### EXERCISE OBJECTIVE
Only the text is wanted; write out each record below exactly and exclude all pictures.

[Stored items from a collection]

┄┄┄┄┄┄

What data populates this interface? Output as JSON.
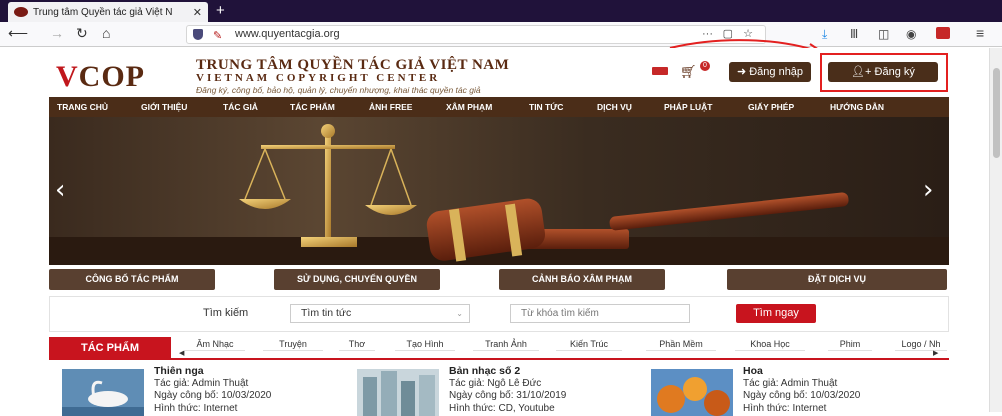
{
  "browser": {
    "tab_title": "Trung tâm Quyền tác giả Việt N",
    "url": "www.quyentacgia.org"
  },
  "header": {
    "logo_red": "V",
    "logo_rest": "COP",
    "org_name_vi": "TRUNG TÂM QUYỀN TÁC GIẢ VIỆT NAM",
    "org_name_en": "VIETNAM COPYRIGHT CENTER",
    "slogan": "Đăng ký, công bố, bảo hộ, quản lý, chuyển nhượng, khai thác quyền tác giả",
    "cart_count": "0",
    "login_label": "Đăng nhập",
    "register_label": "Đăng ký"
  },
  "menu": [
    "TRANG CHỦ",
    "GIỚI THIỆU",
    "TÁC GIẢ",
    "TÁC PHẨM",
    "ẢNH FREE",
    "XÂM PHẠM",
    "TIN TỨC",
    "DỊCH VỤ",
    "PHÁP LUẬT",
    "GIẤY PHÉP",
    "HƯỚNG DẪN"
  ],
  "services": [
    "CÔNG BỐ TÁC PHẨM",
    "SỬ DỤNG, CHUYỂN QUYỀN",
    "CẢNH BÁO XÂM PHẠM",
    "ĐẶT DỊCH VỤ"
  ],
  "search": {
    "label": "Tìm kiếm",
    "type_value": "Tìm tin tức",
    "placeholder": "Từ khóa tìm kiếm",
    "button": "Tìm ngay"
  },
  "works": {
    "title": "TÁC PHẨM",
    "tabs": [
      "Âm Nhạc",
      "Truyện",
      "Thơ",
      "Tạo Hình",
      "Tranh Ảnh",
      "Kiến Trúc",
      "Phần Mềm",
      "Khoa Học",
      "Phim",
      "Logo / Nh"
    ],
    "cards": [
      {
        "title": "Thiên nga",
        "author": "Tác giả: Admin Thuật",
        "date": "Ngày công bố: 10/03/2020",
        "form": "Hình thức: Internet"
      },
      {
        "title": "Bản nhạc số 2",
        "author": "Tác giả: Ngô Lê Đức",
        "date": "Ngày công bố: 31/10/2019",
        "form": "Hình thức: CD, Youtube"
      },
      {
        "title": "Hoa",
        "author": "Tác giả: Admin Thuật",
        "date": "Ngày công bố: 10/03/2020",
        "form": "Hình thức: Internet"
      }
    ]
  }
}
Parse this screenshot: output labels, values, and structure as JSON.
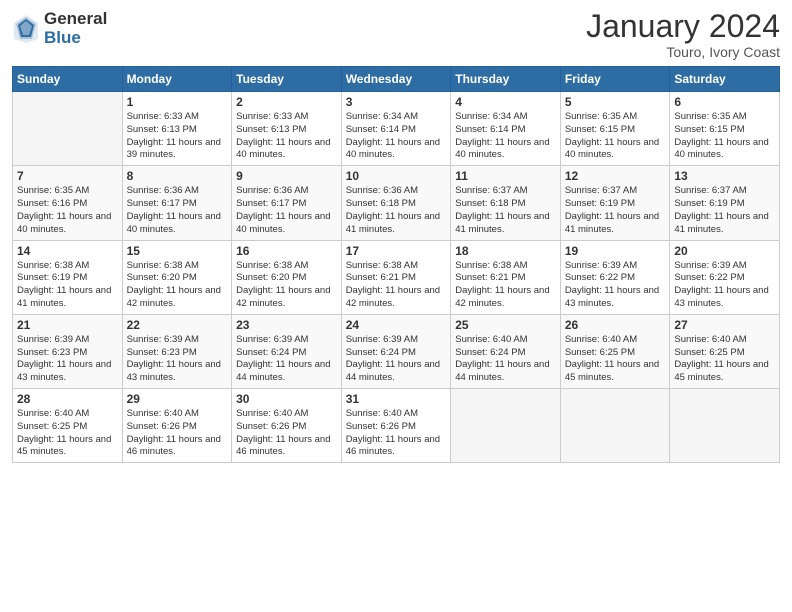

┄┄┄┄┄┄

### REPLY TO THE TASK
What data populates this interface? Output as JSON.
{
  "browser": {
    "tab_title": "Trung tâm Quyền tác giả Việt N",
    "url": "www.quyentacgia.org"
  },
  "header": {
    "logo_red": "V",
    "logo_rest": "COP",
    "org_name_vi": "TRUNG TÂM QUYỀN TÁC GIẢ VIỆT NAM",
    "org_name_en": "VIETNAM COPYRIGHT CENTER",
    "slogan": "Đăng ký, công bố, bảo hộ, quản lý, chuyển nhượng, khai thác quyền tác giả",
    "cart_count": "0",
    "login_label": "Đăng nhập",
    "register_label": "Đăng ký"
  },
  "menu": [
    "TRANG CHỦ",
    "GIỚI THIỆU",
    "TÁC GIẢ",
    "TÁC PHẨM",
    "ẢNH FREE",
    "XÂM PHẠM",
    "TIN TỨC",
    "DỊCH VỤ",
    "PHÁP LUẬT",
    "GIẤY PHÉP",
    "HƯỚNG DẪN"
  ],
  "services": [
    "CÔNG BỐ TÁC PHẨM",
    "SỬ DỤNG, CHUYỂN QUYỀN",
    "CẢNH BÁO XÂM PHẠM",
    "ĐẶT DỊCH VỤ"
  ],
  "search": {
    "label": "Tìm kiếm",
    "type_value": "Tìm tin tức",
    "placeholder": "Từ khóa tìm kiếm",
    "button": "Tìm ngay"
  },
  "works": {
    "title": "TÁC PHẨM",
    "tabs": [
      "Âm Nhạc",
      "Truyện",
      "Thơ",
      "Tạo Hình",
      "Tranh Ảnh",
      "Kiến Trúc",
      "Phần Mềm",
      "Khoa Học",
      "Phim",
      "Logo / Nh"
    ],
    "cards": [
      {
        "title": "Thiên nga",
        "author": "Tác giả: Admin Thuật",
        "date": "Ngày công bố: 10/03/2020",
        "form": "Hình thức: Internet"
      },
      {
        "title": "Bản nhạc số 2",
        "author": "Tác giả: Ngô Lê Đức",
        "date": "Ngày công bố: 31/10/2019",
        "form": "Hình thức: CD, Youtube"
      },
      {
        "title": "Hoa",
        "author": "Tác giả: Admin Thuật",
        "date": "Ngày công bố: 10/03/2020",
        "form": "Hình thức: Internet"
      }
    ]
  }
}
Parse this screenshot: output labels, values, and structure as JSON.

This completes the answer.